Troup, Meriwether sheriffs make separate big-volume drug busts
LaGRANGE — A routine traffic stop Monday morning for a Troup County sheriff’s deputy yielded much more than a ticket when the law enforcement officer allegedly found thousands of prescription pills and pounds of illegal drugs.
According to information from the Troup County Sheriff’s Office, the deputy stopped a car driven by Nicholas Antoine, 34, of Atlanta along Interstate 85 around 7:15 a.m. Monday. When the deputy made contact with Antoine, he smelled marijuana in the vehicle, stated officials.
Deputies searched the vehicle and found suspected drugs: 40,000 tablets of Xanax, 1,000 Percocet pills and 11 pounds of “high-grade” marijuana, according to sheriff’s officials.
Antoine was arrested and taken to Troup County Jail. He was charged with one count of possession of a schedule 2 narcotic, one count of possession of a schedule 4 narcotic and one count of trafficking marijuana.
Meanwhile, a search warrant July 16 proved fruitful for law enforcement officers hoping to take down a suspected drug dealer in Talbot County.
The Narcotics Task Force — comprised of officials from the Meriwether County Sheriff’s Office, Upson County Sheriff’s Office, Taylor County Sheriff’s Office and the Thomaston Police Department — executed a search warrant in a home in the 100 block of Dairy Loop Road in Shiloh, just south of Manchester.
Once inside the home, narcotics agents seized 6 ounces of crack cocaine, 1.5 ounces of powder cocaine, more than 700 Ecstascy tablets and more than 5 ounces of marijuana, stated Meriwether County Sheriff Chuck Smith. The task force also confiscated a firearm, digital scales, a vehicle and more than $26,000.
Smith said agents arrested the owner of the home, Tavara Jermaine Stanford, 33. She was charged with trafficking cocaine, trafficking ecstasy, possession of marijuana with intent to distribute, possession of drug-related objects, possession of a firearm by a convicted felon and possession of a firearm during the commission of a crime.

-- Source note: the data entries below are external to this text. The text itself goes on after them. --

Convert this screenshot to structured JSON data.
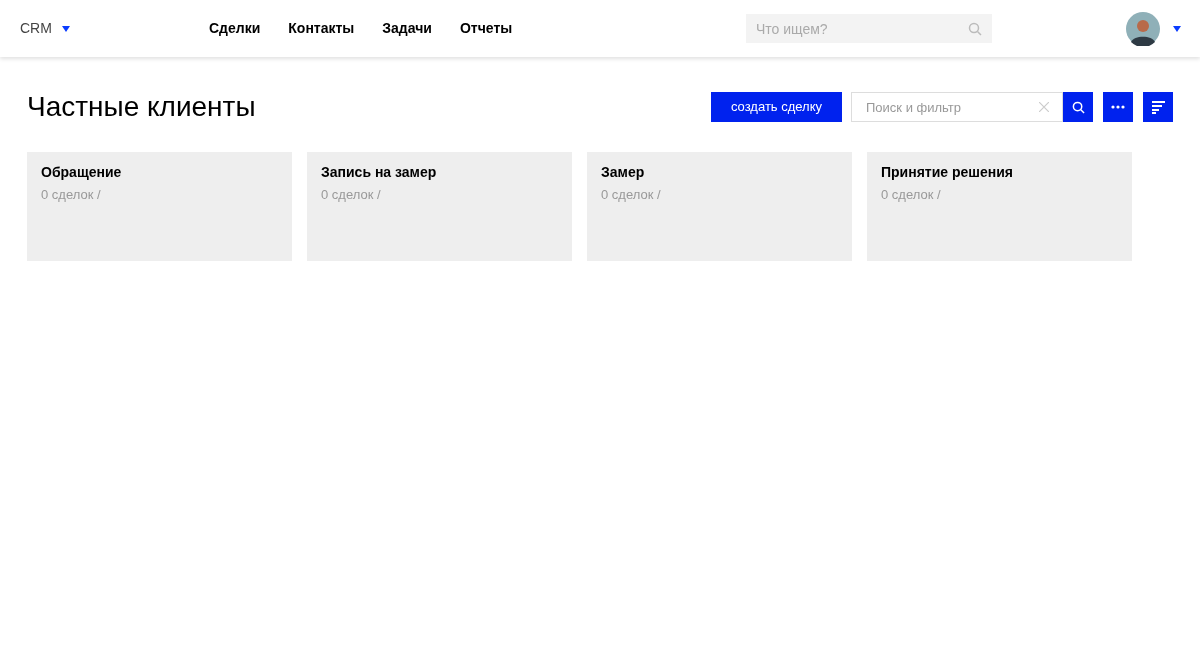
{
  "header": {
    "app_menu": "CRM",
    "nav": [
      "Сделки",
      "Контакты",
      "Задачи",
      "Отчеты"
    ],
    "search": {
      "placeholder": "Что ищем?"
    }
  },
  "page": {
    "title": "Частные клиенты",
    "create_button": "создать сделку",
    "filter": {
      "placeholder": "Поиск и фильтр"
    }
  },
  "stages": [
    {
      "name": "Обращение",
      "count": "0 сделок /"
    },
    {
      "name": "Запись на замер",
      "count": "0 сделок /"
    },
    {
      "name": "Замер",
      "count": "0 сделок /"
    },
    {
      "name": "Принятие решения",
      "count": "0 сделок /"
    }
  ]
}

“This was a successful undercover operation that spanned an extended period of time in which these drugs were (allegedly) being distributed by Stanford in Meriwether County, Georgia, as well as surrounding counties,” Smith said. “It is great when agencies are able to work together and get a major drug distributor off of the streets. Drug traffickers have no boundaries and will infect any community that they can without hesitation — all for their personal benefit and gain regardless of who or how it affects those in which they sell.”